[[ Data supplied open ]]

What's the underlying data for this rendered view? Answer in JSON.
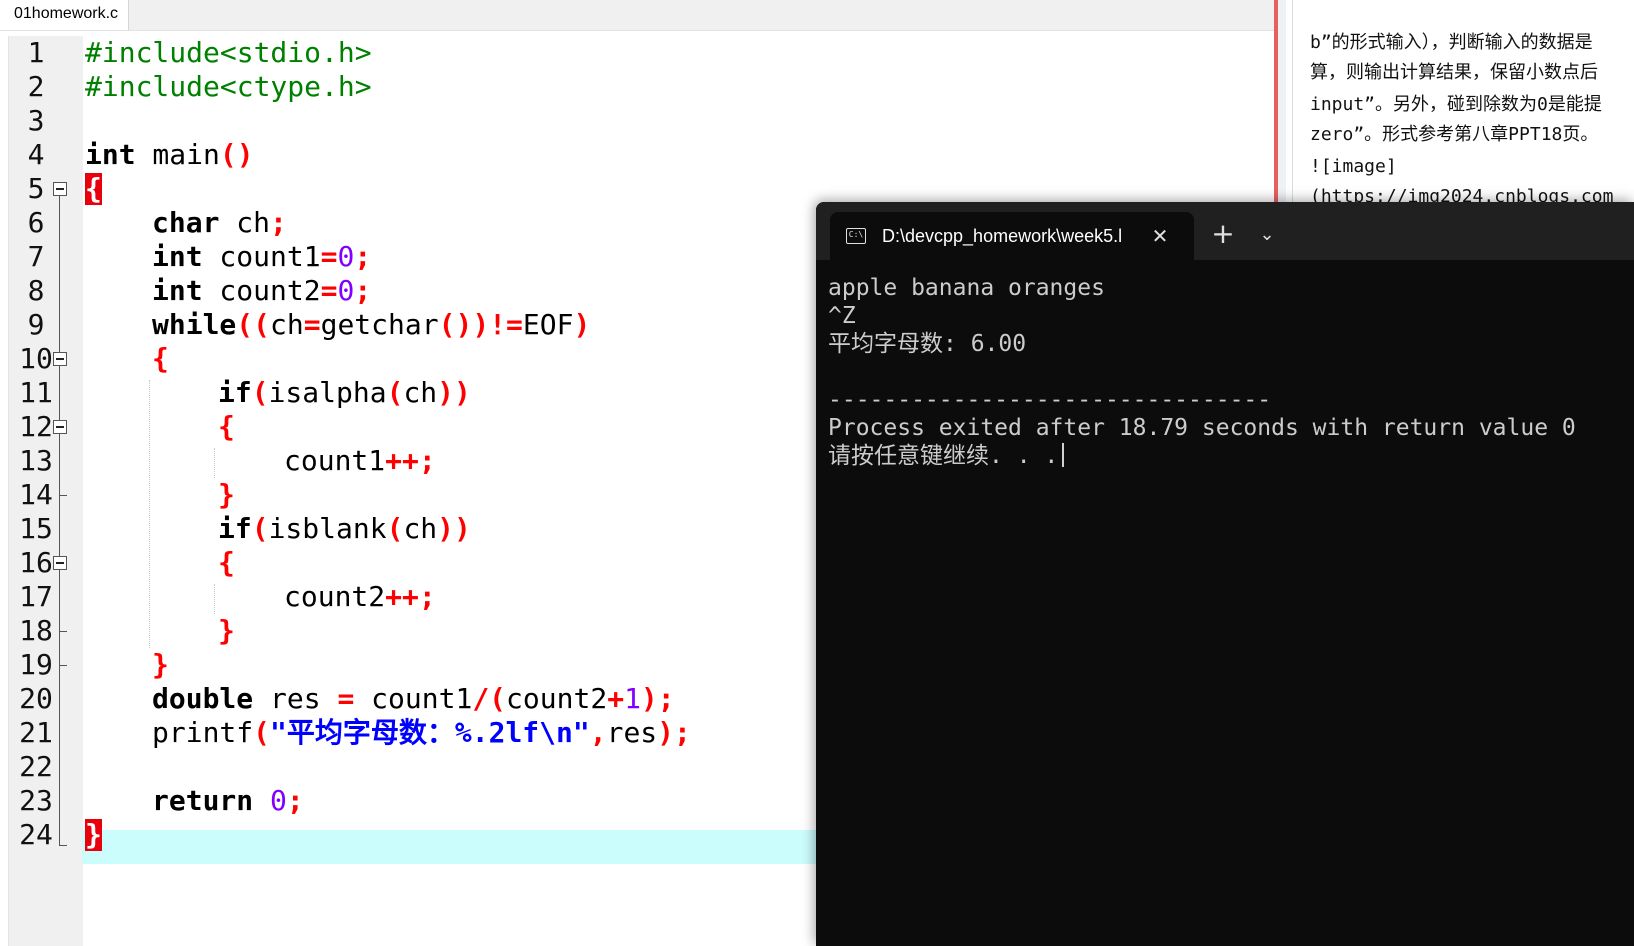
{
  "editor": {
    "tab_label": "01homework.c",
    "line_numbers": [
      "1",
      "2",
      "3",
      "4",
      "5",
      "6",
      "7",
      "8",
      "9",
      "10",
      "11",
      "12",
      "13",
      "14",
      "15",
      "16",
      "17",
      "18",
      "19",
      "20",
      "21",
      "22",
      "23",
      "24"
    ],
    "lines": {
      "l1": "#include<stdio.h>",
      "l2": "#include<ctype.h>",
      "l4_kw": "int",
      "l4_rest": " main",
      "l4_sym": "()",
      "l5_brace": "{",
      "l6_kw": "char",
      "l6_rest": " ch",
      "l6_sym": ";",
      "l7_kw": "int",
      "l7_rest": " count1",
      "l7_sym1": "=",
      "l7_num": "0",
      "l7_sym2": ";",
      "l8_kw": "int",
      "l8_rest": " count2",
      "l8_sym1": "=",
      "l8_num": "0",
      "l8_sym2": ";",
      "l9_kw": "while",
      "l9_s1": "((",
      "l9_t1": "ch",
      "l9_s2": "=",
      "l9_t2": "getchar",
      "l9_s3": "())!=",
      "l9_t3": "EOF",
      "l9_s4": ")",
      "l10_brace": "{",
      "l11_kw": "if",
      "l11_s1": "(",
      "l11_t1": "isalpha",
      "l11_s2": "(",
      "l11_t2": "ch",
      "l11_s3": "))",
      "l12_brace": "{",
      "l13_t": "count1",
      "l13_s": "++;",
      "l14_brace": "}",
      "l15_kw": "if",
      "l15_s1": "(",
      "l15_t1": "isblank",
      "l15_s2": "(",
      "l15_t2": "ch",
      "l15_s3": "))",
      "l16_brace": "{",
      "l17_t": "count2",
      "l17_s": "++;",
      "l18_brace": "}",
      "l19_brace": "}",
      "l20_kw": "double",
      "l20_t1": " res ",
      "l20_s1": "=",
      "l20_t2": " count1",
      "l20_s2": "/(",
      "l20_t3": "count2",
      "l20_s3": "+",
      "l20_num": "1",
      "l20_s4": ");",
      "l21_t1": "printf",
      "l21_s1": "(",
      "l21_str": "\"平均字母数：%.2lf\\n\"",
      "l21_s2": ",",
      "l21_t2": "res",
      "l21_s3": ");",
      "l23_kw": "return",
      "l23_sp": " ",
      "l23_num": "0",
      "l23_s": ";",
      "l24_brace": "}"
    }
  },
  "doc": {
    "lines": [
      "b”的形式输入），判断输入的数据是",
      "算，则输出计算结果，保留小数点后",
      "input”。另外，碰到除数为0是能提",
      "zero”。形式参考第八章PPT18页。",
      "![image]",
      "(https://img2024.cnblogs.com"
    ]
  },
  "terminal": {
    "tab_title": "D:\\devcpp_homework\\week5.l",
    "icon_text": "C:\\",
    "close_glyph": "✕",
    "new_tab_glyph": "+",
    "dropdown_glyph": "⌄",
    "output": [
      "apple banana oranges",
      "^Z",
      "平均字母数: 6.00",
      "",
      "--------------------------------",
      "Process exited after 18.79 seconds with return value 0",
      "请按任意键继续. . ."
    ]
  }
}
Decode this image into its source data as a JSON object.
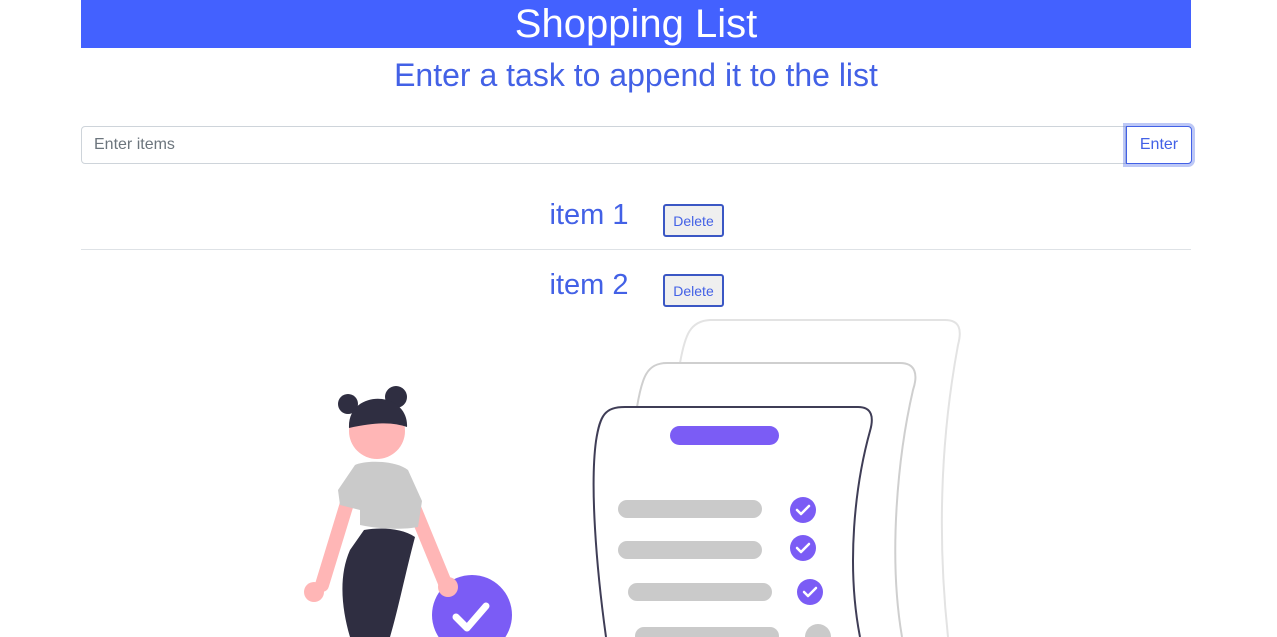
{
  "header": {
    "title": "Shopping List"
  },
  "subtitle": "Enter a task to append it to the list",
  "input": {
    "placeholder": "Enter items",
    "value": ""
  },
  "enter_button": {
    "label": "Enter"
  },
  "items": [
    {
      "label": "item 1",
      "delete_label": "Delete"
    },
    {
      "label": "item 2",
      "delete_label": "Delete"
    }
  ],
  "colors": {
    "header_bg": "#4361ff",
    "accent": "#4361e6",
    "illustration_purple": "#7b5cf5",
    "illustration_dark": "#2f2e41",
    "illustration_skin": "#ffb6b6",
    "illustration_gray": "#cacaca"
  },
  "illustration": {
    "name": "woman-with-checklist-illustration"
  }
}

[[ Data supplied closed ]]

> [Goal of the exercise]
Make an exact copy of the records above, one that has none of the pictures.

> [Result]
What's the underlying data for this rendered view? Answer in JSON.
{
  "editor": {
    "tab_label": "01homework.c",
    "line_numbers": [
      "1",
      "2",
      "3",
      "4",
      "5",
      "6",
      "7",
      "8",
      "9",
      "10",
      "11",
      "12",
      "13",
      "14",
      "15",
      "16",
      "17",
      "18",
      "19",
      "20",
      "21",
      "22",
      "23",
      "24"
    ],
    "lines": {
      "l1": "#include<stdio.h>",
      "l2": "#include<ctype.h>",
      "l4_kw": "int",
      "l4_rest": " main",
      "l4_sym": "()",
      "l5_brace": "{",
      "l6_kw": "char",
      "l6_rest": " ch",
      "l6_sym": ";",
      "l7_kw": "int",
      "l7_rest": " count1",
      "l7_sym1": "=",
      "l7_num": "0",
      "l7_sym2": ";",
      "l8_kw": "int",
      "l8_rest": " count2",
      "l8_sym1": "=",
      "l8_num": "0",
      "l8_sym2": ";",
      "l9_kw": "while",
      "l9_s1": "((",
      "l9_t1": "ch",
      "l9_s2": "=",
      "l9_t2": "getchar",
      "l9_s3": "())!=",
      "l9_t3": "EOF",
      "l9_s4": ")",
      "l10_brace": "{",
      "l11_kw": "if",
      "l11_s1": "(",
      "l11_t1": "isalpha",
      "l11_s2": "(",
      "l11_t2": "ch",
      "l11_s3": "))",
      "l12_brace": "{",
      "l13_t": "count1",
      "l13_s": "++;",
      "l14_brace": "}",
      "l15_kw": "if",
      "l15_s1": "(",
      "l15_t1": "isblank",
      "l15_s2": "(",
      "l15_t2": "ch",
      "l15_s3": "))",
      "l16_brace": "{",
      "l17_t": "count2",
      "l17_s": "++;",
      "l18_brace": "}",
      "l19_brace": "}",
      "l20_kw": "double",
      "l20_t1": " res ",
      "l20_s1": "=",
      "l20_t2": " count1",
      "l20_s2": "/(",
      "l20_t3": "count2",
      "l20_s3": "+",
      "l20_num": "1",
      "l20_s4": ");",
      "l21_t1": "printf",
      "l21_s1": "(",
      "l21_str": "\"平均字母数：%.2lf\\n\"",
      "l21_s2": ",",
      "l21_t2": "res",
      "l21_s3": ");",
      "l23_kw": "return",
      "l23_sp": " ",
      "l23_num": "0",
      "l23_s": ";",
      "l24_brace": "}"
    }
  },
  "doc": {
    "lines": [
      "b”的形式输入），判断输入的数据是",
      "算，则输出计算结果，保留小数点后",
      "input”。另外，碰到除数为0是能提",
      "zero”。形式参考第八章PPT18页。",
      "![image]",
      "(https://img2024.cnblogs.com"
    ]
  },
  "terminal": {
    "tab_title": "D:\\devcpp_homework\\week5.l",
    "icon_text": "C:\\",
    "close_glyph": "✕",
    "new_tab_glyph": "+",
    "dropdown_glyph": "⌄",
    "output": [
      "apple banana oranges",
      "^Z",
      "平均字母数: 6.00",
      "",
      "--------------------------------",
      "Process exited after 18.79 seconds with return value 0",
      "请按任意键继续. . ."
    ]
  }
}
Decode this image into its source data as a JSON object.
{
  "header": {
    "title": "Shopping List"
  },
  "subtitle": "Enter a task to append it to the list",
  "input": {
    "placeholder": "Enter items",
    "value": ""
  },
  "enter_button": {
    "label": "Enter"
  },
  "items": [
    {
      "label": "item 1",
      "delete_label": "Delete"
    },
    {
      "label": "item 2",
      "delete_label": "Delete"
    }
  ],
  "colors": {
    "header_bg": "#4361ff",
    "accent": "#4361e6",
    "illustration_purple": "#7b5cf5",
    "illustration_dark": "#2f2e41",
    "illustration_skin": "#ffb6b6",
    "illustration_gray": "#cacaca"
  },
  "illustration": {
    "name": "woman-with-checklist-illustration"
  }
}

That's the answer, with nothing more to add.